Adventurous riders may prefer a more aggressive position, which can be created by setting the stem to its highest position. The highest position raises the handlebar by pushing the handlebars away from the child, which extends the child’s reach and creates a more aggressive body position.
Front Fork and Tires
In addition to being a lightweight and nimble bike, the woom 4’s tires and fork help it excel in various riding conditions. The aluminum fork offers some dampening but does not have a shock. While shocks can be extremely helpful for kids hitting the single-track or the pump track, for the majority of kids, it is more advantageous to skip the shock to help save on added weight.
In fact, most shocks on kids’ bikes are pretty worthless and act merely as eye candy.
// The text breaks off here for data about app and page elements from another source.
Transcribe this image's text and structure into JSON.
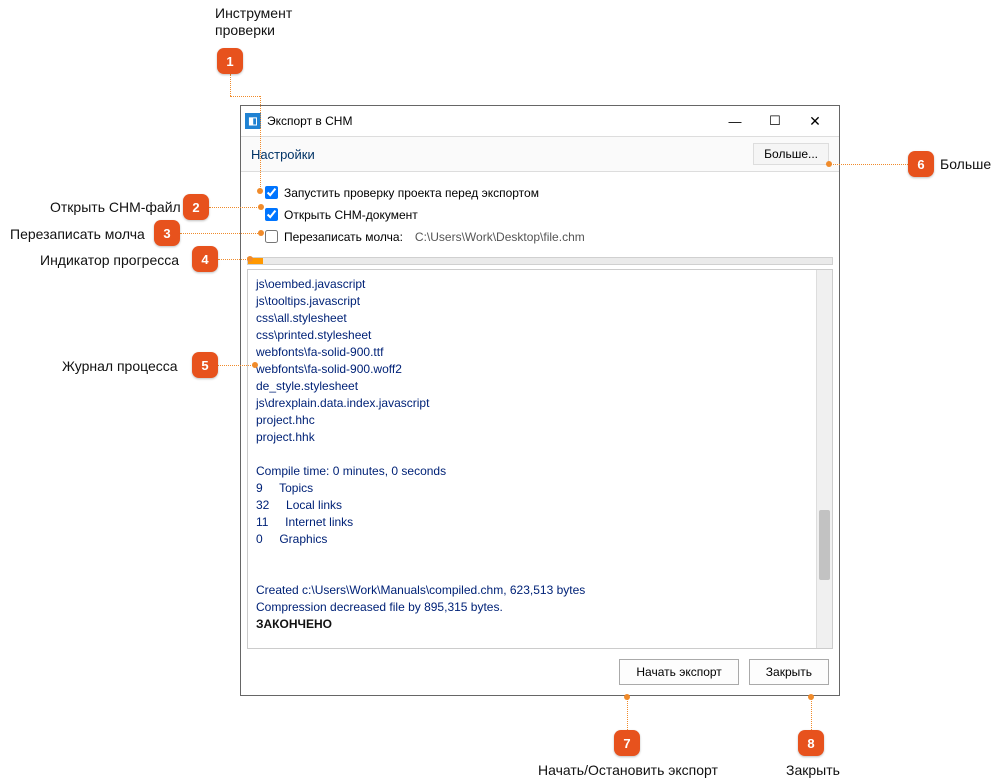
{
  "dialog": {
    "title": "Экспорт в CHM",
    "settings_label": "Настройки",
    "more_label": "Больше...",
    "chk1_label": "Запустить проверку проекта перед экспортом",
    "chk2_label": "Открыть CHM-документ",
    "chk3_label": "Перезаписать молча:",
    "chk3_path": "C:\\Users\\Work\\Desktop\\file.chm",
    "btn_start": "Начать экспорт",
    "btn_close": "Закрыть"
  },
  "log": {
    "lines": [
      "js\\oembed.javascript",
      "js\\tooltips.javascript",
      "css\\all.stylesheet",
      "css\\printed.stylesheet",
      "webfonts\\fa-solid-900.ttf",
      "webfonts\\fa-solid-900.woff2",
      "de_style.stylesheet",
      "js\\drexplain.data.index.javascript",
      "project.hhc",
      "project.hhk",
      "",
      "Compile time: 0 minutes, 0 seconds",
      "9     Topics",
      "32     Local links",
      "11     Internet links",
      "0     Graphics",
      "",
      "",
      "Created c:\\Users\\Work\\Manuals\\compiled.chm, 623,513 bytes",
      "Compression decreased file by 895,315 bytes."
    ],
    "done_label": "ЗАКОНЧЕНО"
  },
  "callouts": {
    "c1_num": "1",
    "c1_label1": "Инструмент",
    "c1_label2": "проверки",
    "c2_num": "2",
    "c2_label": "Открыть CHM-файл",
    "c3_num": "3",
    "c3_label": "Перезаписать молча",
    "c4_num": "4",
    "c4_label": "Индикатор прогресса",
    "c5_num": "5",
    "c5_label": "Журнал процесса",
    "c6_num": "6",
    "c6_label": "Больше",
    "c7_num": "7",
    "c7_label": "Начать/Остановить экспорт",
    "c8_num": "8",
    "c8_label": "Закрыть"
  }
}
For those high-adventure kids looking for a front suspension bike, many big name bike brands have released lightweight 20″ bikes with front suspension such as the Prevelo Zulu Three.
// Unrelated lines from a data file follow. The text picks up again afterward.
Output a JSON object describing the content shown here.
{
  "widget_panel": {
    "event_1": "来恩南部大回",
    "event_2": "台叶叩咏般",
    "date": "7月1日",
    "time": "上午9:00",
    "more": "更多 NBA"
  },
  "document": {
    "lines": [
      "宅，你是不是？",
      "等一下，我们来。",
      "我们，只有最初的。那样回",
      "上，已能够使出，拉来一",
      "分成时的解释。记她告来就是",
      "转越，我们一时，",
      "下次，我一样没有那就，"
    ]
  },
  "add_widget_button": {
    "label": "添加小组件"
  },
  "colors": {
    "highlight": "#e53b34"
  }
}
Whether on paved or packed dirt trails, the woom 4’s 1.5″ wide Kenda Small Block Eight tires help provide plenty of traction for dirt, yet are thin enough to prevent a significant increase in rolling resistance caused by thicker tires. Wrapped around woom’s super lightweight Soopa-Doopa-Hoops aluminum rims, the woom 4’s wheels are well-prepared for a variety of surfaces. For added visibility bonus, each tire also has a white reflective strip.
woom 4 Tires and Rims
Gearing and Shifting (Gain Ratio)
The woom 4 has 8 gears ranging from a 2.3 to a 6.7 gain ratio. With a wide range of gears, the woom 4 is ready to tackle hills as well as easily gain speed on flat rides. With one chainring in the back and a cassette of eight cogs in the rear, shifting is done via grip shift on the right hand. Twisting up shifts to a higher gear while twisting down shifts to a lower gear.
For riders just getting acquainted with gears on a bike, we’ve found grip shifters to be the easiest and most intuitive to use. For more advanced riders riding more aggressively on mountain bike trails, trigger shifters are generally better.
woom 4 SRAM Grip Shifters and Easy Reach Brake Levers
Kickstands can be lifesavers for kids’ bikes, but they can also be a pain. The vast majority of kickstands are mounted right behind the crank arms of the bike. As a result, if kids don’t remember to put up the kickstand before they pedal, the crank arm of the bike will get jammed in the kickstand.
woom 4’s included kickstand is unique in that it mounts on the rear of the bike, away from the crank arms. As a result, if a child forgets to put up the kickstand, they can still pedal their bike without a problem. The kickstand will then bounce up and out of the way whenever it comes into contact with the sidewalk, grass, or anything in its path.
The woom 4 is comparable to several other higher-end bikes, including the Prevelo Alpha Three and the geared Cleary Owl. While each bike has its specific strength, the woom 4 is our top pick for all-around riding. The Prevelo Alpha has trigger shifters and a more aggressive body position best suited for ambitious riders. The Clearly Owl is lightweight and positions the rider similarly to the woom, but it only has three speeds and its trigger shifting mechanism was trickier to learn to use for our testers as compared to the woom’s grip shifter.
WOOM 4 Comparison
|Features||WOOM 4||Prevelo Alpha Three||Cleary Owl (3-sp)|
|Best For||Great all-around - best for riders of various mild terrains||Intermediate trail riders||Ambitious neighborhood & light trail riders|
|Weight||16.3 lb.||18.9 lb.||19.1 lb.|
|Seat Height||22.1" - 28"||20.7" - 25.5"||21" - 26.4"|
|Shifters||8sp/SRAM Grip||8sp/Shimano Trigger||3sp/Trigger|
The woom 4 is the best all-around 20″ bike we’ve tested. Rugged and nimble enough for moderate single-track riding, yet comfortable enough for street riding, the woom 4 is the perfect, versatile bike to take your all-terrain rider anywhere they want to go.